(Web page and app entries)

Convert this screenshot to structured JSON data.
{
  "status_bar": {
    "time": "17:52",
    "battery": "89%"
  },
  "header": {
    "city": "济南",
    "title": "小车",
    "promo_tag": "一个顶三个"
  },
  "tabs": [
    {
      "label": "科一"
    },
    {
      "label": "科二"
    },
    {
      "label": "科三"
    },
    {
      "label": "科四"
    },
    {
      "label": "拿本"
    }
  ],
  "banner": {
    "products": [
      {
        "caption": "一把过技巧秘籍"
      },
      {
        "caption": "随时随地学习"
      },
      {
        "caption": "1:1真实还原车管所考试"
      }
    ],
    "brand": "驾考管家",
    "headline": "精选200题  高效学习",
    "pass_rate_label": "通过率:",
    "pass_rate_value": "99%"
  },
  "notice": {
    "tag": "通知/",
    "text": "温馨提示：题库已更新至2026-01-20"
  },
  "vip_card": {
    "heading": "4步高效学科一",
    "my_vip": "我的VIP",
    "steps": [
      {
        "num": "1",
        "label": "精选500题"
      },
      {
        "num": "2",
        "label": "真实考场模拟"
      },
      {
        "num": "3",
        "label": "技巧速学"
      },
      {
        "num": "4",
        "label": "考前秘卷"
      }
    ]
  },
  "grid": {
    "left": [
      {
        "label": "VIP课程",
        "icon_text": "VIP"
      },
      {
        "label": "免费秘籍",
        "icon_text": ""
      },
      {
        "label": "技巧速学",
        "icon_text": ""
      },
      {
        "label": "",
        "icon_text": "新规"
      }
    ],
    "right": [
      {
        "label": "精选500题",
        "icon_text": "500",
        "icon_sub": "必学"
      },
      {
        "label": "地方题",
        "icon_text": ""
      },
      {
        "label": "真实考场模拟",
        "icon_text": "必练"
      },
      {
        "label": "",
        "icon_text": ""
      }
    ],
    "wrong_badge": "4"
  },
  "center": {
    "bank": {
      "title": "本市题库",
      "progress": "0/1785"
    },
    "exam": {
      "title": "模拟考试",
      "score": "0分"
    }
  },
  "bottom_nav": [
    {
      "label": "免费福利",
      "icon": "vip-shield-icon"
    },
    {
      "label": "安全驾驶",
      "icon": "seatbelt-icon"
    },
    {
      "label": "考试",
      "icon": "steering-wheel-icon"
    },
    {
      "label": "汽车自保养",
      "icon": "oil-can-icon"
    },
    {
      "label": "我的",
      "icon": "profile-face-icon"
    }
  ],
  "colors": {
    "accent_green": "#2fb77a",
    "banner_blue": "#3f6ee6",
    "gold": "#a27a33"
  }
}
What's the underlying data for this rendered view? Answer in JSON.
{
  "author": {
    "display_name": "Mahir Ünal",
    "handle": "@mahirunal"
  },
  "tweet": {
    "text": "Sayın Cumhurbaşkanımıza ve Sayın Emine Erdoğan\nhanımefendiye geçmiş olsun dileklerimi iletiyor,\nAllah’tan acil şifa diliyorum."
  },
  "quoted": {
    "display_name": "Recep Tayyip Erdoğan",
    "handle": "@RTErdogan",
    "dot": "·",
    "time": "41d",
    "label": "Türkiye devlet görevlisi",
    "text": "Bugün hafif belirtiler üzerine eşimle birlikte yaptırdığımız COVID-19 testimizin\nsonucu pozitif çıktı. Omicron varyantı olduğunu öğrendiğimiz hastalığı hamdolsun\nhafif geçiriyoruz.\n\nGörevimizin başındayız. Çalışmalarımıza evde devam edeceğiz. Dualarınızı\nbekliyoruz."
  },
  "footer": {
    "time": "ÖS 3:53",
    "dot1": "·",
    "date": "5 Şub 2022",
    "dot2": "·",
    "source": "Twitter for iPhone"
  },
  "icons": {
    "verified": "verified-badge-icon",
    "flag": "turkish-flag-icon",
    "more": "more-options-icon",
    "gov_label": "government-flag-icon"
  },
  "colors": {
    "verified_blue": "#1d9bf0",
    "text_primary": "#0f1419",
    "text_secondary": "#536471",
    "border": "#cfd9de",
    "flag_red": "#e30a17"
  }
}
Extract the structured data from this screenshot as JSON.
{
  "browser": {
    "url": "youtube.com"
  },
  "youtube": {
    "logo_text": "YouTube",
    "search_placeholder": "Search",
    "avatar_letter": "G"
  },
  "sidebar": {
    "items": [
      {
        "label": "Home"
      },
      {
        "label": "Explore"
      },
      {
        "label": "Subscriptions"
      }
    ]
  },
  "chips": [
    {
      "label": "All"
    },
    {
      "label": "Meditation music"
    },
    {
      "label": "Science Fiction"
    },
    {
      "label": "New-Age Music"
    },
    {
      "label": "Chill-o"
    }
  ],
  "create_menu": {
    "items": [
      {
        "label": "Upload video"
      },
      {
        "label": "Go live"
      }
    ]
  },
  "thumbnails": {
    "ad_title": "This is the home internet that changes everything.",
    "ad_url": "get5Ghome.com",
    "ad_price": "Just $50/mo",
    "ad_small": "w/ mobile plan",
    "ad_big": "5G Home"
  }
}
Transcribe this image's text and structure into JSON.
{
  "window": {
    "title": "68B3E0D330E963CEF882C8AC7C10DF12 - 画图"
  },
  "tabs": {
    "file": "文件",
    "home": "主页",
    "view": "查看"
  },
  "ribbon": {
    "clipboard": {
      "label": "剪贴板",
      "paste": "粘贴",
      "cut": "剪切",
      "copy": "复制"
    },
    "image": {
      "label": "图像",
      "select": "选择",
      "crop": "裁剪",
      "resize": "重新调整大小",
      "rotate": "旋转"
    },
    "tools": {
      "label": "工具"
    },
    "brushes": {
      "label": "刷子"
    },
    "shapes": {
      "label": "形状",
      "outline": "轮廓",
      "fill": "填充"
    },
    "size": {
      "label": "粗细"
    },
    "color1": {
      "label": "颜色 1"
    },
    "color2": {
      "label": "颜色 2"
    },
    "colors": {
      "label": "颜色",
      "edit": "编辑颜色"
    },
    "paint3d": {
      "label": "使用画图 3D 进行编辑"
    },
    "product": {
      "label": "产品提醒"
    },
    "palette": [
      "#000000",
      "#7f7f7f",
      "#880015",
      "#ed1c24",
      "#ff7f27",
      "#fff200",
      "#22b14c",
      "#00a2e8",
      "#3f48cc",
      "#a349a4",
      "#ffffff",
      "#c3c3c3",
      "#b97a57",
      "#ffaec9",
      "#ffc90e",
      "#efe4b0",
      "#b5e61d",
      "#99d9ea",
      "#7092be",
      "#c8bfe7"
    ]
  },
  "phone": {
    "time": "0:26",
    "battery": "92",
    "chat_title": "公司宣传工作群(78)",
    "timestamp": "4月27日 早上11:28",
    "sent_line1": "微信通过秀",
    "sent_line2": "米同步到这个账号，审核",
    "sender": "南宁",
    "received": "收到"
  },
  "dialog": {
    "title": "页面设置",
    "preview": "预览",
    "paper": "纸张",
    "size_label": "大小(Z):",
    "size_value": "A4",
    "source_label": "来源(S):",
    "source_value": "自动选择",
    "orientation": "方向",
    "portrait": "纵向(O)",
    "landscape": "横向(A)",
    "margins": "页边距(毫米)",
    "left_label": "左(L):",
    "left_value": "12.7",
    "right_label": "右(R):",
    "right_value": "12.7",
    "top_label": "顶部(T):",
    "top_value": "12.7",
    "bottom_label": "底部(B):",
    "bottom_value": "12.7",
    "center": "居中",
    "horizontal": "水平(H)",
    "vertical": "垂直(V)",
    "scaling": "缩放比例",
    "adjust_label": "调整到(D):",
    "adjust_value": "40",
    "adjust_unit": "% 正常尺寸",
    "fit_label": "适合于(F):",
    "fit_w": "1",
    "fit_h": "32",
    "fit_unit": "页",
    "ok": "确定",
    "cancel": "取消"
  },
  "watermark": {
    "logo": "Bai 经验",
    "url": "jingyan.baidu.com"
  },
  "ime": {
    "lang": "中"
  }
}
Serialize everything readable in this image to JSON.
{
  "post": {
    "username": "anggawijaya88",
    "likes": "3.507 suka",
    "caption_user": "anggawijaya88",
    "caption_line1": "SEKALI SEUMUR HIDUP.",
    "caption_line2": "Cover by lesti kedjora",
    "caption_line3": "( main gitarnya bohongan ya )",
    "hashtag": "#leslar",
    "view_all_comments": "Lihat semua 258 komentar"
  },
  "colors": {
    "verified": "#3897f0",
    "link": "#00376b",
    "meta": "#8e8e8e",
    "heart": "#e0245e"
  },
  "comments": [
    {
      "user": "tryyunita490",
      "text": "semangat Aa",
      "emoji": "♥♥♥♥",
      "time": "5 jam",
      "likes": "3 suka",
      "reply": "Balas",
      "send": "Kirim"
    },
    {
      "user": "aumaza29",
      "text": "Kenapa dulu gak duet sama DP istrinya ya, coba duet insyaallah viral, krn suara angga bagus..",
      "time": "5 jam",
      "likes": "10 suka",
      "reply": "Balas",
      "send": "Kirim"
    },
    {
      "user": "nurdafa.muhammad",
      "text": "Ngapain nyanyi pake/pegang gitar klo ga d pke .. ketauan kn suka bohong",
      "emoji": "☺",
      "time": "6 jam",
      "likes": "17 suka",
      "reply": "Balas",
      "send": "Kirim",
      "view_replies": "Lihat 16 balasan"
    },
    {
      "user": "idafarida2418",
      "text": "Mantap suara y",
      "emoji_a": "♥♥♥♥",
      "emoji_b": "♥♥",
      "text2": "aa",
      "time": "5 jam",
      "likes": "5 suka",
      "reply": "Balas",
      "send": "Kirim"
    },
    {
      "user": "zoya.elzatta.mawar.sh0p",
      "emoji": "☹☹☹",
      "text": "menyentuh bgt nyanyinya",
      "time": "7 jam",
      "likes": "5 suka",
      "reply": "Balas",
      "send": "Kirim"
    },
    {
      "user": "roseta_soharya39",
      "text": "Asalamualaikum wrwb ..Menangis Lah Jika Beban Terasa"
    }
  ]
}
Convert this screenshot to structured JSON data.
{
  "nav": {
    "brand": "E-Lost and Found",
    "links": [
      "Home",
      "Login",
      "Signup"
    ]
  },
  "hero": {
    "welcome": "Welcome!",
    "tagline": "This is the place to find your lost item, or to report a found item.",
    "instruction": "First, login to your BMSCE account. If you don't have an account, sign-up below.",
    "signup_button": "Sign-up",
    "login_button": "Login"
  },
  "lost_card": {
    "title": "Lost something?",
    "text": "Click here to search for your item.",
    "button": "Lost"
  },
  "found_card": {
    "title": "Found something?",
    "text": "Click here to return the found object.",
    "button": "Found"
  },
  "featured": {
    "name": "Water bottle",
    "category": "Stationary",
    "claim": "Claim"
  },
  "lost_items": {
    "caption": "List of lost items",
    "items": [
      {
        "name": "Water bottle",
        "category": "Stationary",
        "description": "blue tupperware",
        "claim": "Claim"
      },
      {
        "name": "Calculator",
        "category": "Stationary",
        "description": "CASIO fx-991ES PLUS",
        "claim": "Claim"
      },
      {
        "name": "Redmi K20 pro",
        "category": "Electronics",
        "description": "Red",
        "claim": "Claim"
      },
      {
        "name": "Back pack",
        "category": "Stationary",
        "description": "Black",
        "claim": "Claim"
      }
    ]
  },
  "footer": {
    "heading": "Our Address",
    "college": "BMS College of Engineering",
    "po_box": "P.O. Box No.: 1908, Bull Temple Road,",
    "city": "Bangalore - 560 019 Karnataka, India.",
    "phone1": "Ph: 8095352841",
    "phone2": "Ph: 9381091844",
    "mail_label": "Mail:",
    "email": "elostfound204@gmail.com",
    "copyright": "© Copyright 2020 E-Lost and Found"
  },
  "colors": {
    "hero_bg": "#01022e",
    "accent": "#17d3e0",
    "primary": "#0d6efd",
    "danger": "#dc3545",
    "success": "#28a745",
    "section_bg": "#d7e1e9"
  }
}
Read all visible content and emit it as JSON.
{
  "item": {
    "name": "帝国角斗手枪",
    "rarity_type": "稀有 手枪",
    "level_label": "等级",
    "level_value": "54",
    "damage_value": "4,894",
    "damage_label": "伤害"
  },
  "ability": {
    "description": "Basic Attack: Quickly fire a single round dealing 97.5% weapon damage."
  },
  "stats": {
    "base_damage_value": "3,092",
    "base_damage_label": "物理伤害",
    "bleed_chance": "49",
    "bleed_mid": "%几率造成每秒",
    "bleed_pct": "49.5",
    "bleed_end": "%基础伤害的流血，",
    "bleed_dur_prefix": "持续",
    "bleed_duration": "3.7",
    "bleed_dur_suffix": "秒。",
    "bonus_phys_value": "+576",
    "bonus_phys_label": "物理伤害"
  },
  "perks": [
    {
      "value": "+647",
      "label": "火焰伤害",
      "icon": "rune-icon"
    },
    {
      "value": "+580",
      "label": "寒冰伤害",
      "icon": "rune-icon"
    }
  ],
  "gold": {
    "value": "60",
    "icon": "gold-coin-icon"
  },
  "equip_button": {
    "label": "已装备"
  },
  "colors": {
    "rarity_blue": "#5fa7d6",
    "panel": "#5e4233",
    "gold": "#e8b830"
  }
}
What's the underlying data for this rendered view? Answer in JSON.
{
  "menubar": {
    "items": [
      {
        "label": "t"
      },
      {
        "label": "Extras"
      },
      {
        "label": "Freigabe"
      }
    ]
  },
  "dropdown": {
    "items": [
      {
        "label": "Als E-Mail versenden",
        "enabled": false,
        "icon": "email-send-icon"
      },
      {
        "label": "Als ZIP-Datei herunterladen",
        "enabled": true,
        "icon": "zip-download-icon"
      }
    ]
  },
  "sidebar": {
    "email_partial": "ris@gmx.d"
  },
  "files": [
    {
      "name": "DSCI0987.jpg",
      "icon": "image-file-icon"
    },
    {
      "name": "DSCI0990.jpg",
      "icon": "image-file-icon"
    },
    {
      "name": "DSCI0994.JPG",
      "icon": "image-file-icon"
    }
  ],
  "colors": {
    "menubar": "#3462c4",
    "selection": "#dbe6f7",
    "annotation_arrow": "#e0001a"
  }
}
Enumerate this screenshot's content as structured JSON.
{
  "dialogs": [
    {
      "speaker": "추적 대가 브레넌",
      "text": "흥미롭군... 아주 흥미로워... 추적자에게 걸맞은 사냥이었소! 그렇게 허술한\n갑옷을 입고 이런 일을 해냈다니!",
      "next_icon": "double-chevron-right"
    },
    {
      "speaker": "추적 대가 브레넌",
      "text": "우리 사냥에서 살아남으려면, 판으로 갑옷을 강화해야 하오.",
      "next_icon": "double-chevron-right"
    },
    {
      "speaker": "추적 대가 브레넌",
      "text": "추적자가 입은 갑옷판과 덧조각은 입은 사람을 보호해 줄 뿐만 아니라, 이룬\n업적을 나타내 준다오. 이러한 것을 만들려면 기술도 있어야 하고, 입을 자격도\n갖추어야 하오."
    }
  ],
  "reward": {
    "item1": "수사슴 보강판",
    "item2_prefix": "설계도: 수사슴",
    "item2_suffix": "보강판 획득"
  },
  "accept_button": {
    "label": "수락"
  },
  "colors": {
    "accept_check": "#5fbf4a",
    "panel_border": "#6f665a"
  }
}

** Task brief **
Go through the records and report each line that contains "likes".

** Problem solution **
    "likes": "3.507 suka",
      "likes": "3 suka",
      "likes": "10 suka",
      "likes": "17 suka",
      "likes": "5 suka",
      "likes": "5 suka",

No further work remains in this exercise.